TASK OBJECTIVE — For the records below, count the lines containing the word "time" and reply with the number alone.

----------------

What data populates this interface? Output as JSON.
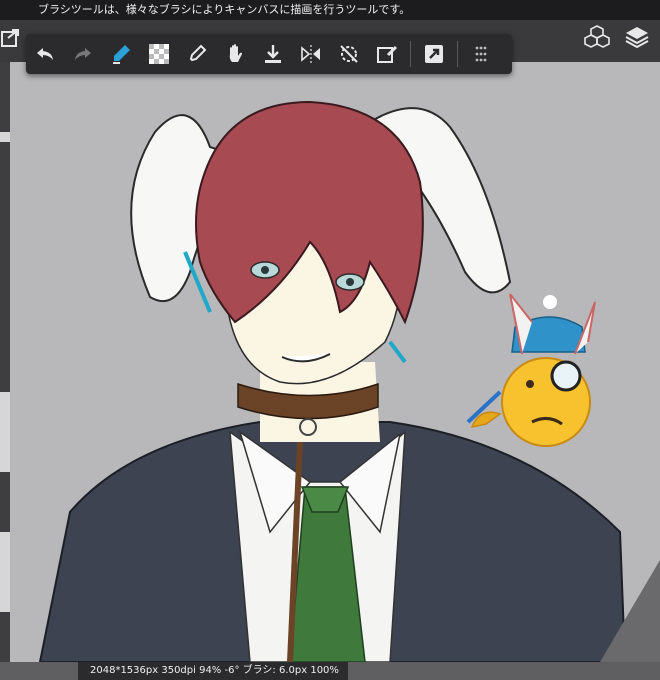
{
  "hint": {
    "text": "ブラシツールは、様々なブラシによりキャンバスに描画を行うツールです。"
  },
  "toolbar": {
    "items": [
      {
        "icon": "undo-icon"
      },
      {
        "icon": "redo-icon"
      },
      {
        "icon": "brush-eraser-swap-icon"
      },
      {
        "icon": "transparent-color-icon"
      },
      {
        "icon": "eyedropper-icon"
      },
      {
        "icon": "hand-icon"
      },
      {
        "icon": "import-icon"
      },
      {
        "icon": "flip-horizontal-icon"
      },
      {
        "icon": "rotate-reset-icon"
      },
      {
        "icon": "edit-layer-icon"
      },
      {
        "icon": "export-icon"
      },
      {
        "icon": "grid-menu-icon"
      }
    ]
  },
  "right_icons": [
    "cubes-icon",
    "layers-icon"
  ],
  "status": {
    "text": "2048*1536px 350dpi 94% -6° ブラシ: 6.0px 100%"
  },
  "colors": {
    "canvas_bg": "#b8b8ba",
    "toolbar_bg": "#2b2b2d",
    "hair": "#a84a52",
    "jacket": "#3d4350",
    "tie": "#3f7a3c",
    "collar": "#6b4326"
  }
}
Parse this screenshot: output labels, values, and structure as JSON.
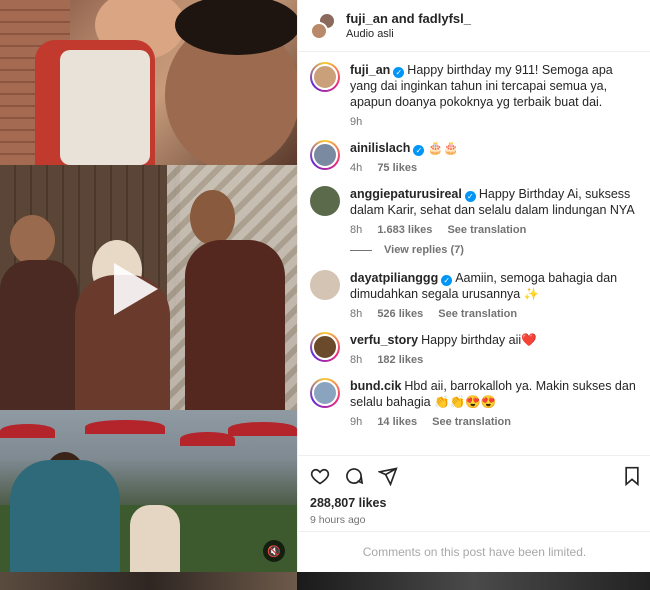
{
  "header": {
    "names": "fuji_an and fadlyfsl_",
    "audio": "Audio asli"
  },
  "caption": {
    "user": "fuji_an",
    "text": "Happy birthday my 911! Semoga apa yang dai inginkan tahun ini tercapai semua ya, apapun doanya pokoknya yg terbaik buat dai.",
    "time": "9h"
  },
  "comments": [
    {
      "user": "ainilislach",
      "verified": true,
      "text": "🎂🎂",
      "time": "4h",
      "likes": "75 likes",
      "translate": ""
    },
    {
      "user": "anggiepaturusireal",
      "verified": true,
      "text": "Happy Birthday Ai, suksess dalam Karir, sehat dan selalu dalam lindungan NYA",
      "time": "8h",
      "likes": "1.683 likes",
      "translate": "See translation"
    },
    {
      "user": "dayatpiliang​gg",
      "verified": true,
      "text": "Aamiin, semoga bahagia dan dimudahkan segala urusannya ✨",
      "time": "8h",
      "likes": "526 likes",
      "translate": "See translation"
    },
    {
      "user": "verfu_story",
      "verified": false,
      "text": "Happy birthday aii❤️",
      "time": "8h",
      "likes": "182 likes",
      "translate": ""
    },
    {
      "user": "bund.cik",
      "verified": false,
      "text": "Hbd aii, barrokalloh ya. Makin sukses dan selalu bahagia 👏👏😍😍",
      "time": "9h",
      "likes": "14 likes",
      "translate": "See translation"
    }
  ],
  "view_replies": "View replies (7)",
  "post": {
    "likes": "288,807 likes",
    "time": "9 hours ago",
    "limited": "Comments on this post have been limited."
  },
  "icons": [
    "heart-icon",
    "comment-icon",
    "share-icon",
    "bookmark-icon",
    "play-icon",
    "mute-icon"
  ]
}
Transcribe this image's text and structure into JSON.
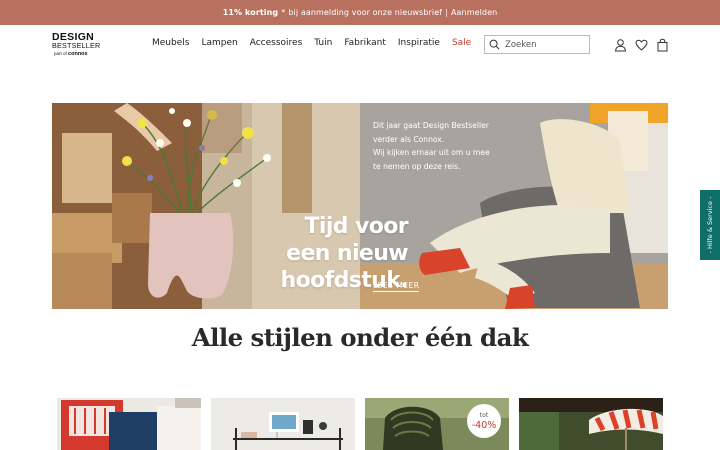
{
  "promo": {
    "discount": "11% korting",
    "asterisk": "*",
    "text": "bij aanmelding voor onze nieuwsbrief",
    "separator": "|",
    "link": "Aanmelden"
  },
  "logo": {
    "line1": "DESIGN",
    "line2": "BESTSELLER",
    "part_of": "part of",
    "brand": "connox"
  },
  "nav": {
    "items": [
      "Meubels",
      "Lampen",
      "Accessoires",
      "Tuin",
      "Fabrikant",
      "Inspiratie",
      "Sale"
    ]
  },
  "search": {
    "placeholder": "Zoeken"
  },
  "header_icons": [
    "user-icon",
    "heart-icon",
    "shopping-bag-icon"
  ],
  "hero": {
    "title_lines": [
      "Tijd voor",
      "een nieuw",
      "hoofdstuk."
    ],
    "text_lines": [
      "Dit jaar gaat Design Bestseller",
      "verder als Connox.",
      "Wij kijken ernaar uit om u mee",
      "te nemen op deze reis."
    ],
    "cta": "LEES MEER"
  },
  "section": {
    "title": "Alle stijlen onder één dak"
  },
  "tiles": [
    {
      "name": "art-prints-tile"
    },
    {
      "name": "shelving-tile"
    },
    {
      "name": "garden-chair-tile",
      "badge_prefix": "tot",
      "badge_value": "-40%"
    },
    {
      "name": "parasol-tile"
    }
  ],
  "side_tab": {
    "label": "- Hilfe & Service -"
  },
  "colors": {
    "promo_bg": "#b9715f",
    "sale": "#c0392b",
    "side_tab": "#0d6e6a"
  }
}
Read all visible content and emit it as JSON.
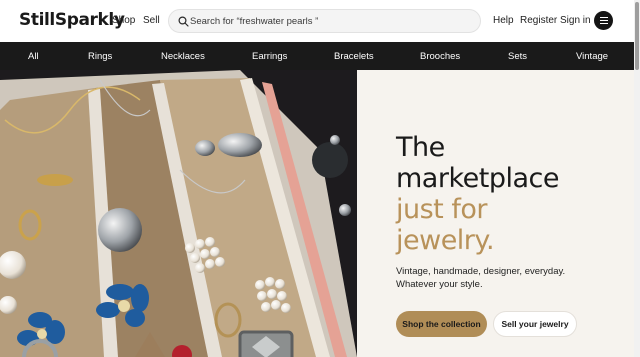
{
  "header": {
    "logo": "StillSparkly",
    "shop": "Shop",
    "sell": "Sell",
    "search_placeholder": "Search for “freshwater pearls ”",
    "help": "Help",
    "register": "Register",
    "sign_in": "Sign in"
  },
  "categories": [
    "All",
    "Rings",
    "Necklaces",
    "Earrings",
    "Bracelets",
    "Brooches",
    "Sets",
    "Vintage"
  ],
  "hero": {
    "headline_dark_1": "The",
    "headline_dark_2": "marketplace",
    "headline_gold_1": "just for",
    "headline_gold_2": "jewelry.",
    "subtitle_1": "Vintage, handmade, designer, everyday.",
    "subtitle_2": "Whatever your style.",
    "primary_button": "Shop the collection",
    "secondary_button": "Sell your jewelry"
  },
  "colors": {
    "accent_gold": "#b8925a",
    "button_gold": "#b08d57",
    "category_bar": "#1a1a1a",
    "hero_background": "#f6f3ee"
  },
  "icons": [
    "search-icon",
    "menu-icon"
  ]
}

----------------

RESULT OF THIS TASK — 7